Napa County Supervisors will look at adding two fire substations near Lake Berryessa as one way to improve fire protection and possibly lower insurance costs for residents.
Residents in the Lake Berryessa area have seen their fire insurance premiums escalate as insurers attempt to cut risks after numerous high-loss wildfires.
Napa County Fire Chief Scott Upton told supervisors he thinks two small garage-like substations would enhance firefighting response times and also support the case for a lower level of fire insurance rates under ISO, a company that establishes rates for property insurance.
Fire risk for insurance purposes is based on proximity to a fire station and to a water source, such as a hydrant.
Upton also noted that residents in the Berryessa Highlands and surrounding communities have been active with Firewise, an agency that organizes removal of brush and other fire fuels around structures.
Supervisor Keith Caldwell, a former American Canyon Fire Chief, said the county, which installed large water mains in the area, and the residents' Firewise activities have already built the foundation for fire protection.
"I think the residents have made an investment and we need to provide these fire stations," he said. "I think we owe it to the residents to do that."

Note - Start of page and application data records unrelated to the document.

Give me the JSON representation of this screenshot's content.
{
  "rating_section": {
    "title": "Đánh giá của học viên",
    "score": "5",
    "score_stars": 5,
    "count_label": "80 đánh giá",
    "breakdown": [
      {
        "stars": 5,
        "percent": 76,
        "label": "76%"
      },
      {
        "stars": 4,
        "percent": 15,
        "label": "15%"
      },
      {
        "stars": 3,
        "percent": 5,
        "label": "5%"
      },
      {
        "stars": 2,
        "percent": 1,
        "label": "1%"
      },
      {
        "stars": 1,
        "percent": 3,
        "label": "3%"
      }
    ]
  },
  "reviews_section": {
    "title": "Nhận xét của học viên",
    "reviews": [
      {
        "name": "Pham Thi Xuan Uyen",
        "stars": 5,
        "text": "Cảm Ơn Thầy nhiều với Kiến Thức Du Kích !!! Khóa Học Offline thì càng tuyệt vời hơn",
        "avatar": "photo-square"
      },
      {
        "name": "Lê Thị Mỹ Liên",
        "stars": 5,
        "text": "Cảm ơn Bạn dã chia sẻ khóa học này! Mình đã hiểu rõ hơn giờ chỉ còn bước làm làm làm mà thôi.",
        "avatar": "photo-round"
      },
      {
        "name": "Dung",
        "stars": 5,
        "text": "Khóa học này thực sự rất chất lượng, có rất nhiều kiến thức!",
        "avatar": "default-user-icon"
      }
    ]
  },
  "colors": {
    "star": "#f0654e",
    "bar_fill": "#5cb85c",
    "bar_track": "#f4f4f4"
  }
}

Upton said a new ISO fire insurance risk rating schedule went into place on July 1. He said Napa County may want to have itself re-rated at some point, perhaps after adding the two substations.
He recommended a garage-like unmanned substation format, similar to what already exists in Rutherford along Silverado Trail. The substations would be useful for volunteer firefighters to clean up after exposure to hazardous materials, for example, he said.
Supervisors told Upton to go forward on exploration of the costs of the stations and the option for a re-rating with ISO.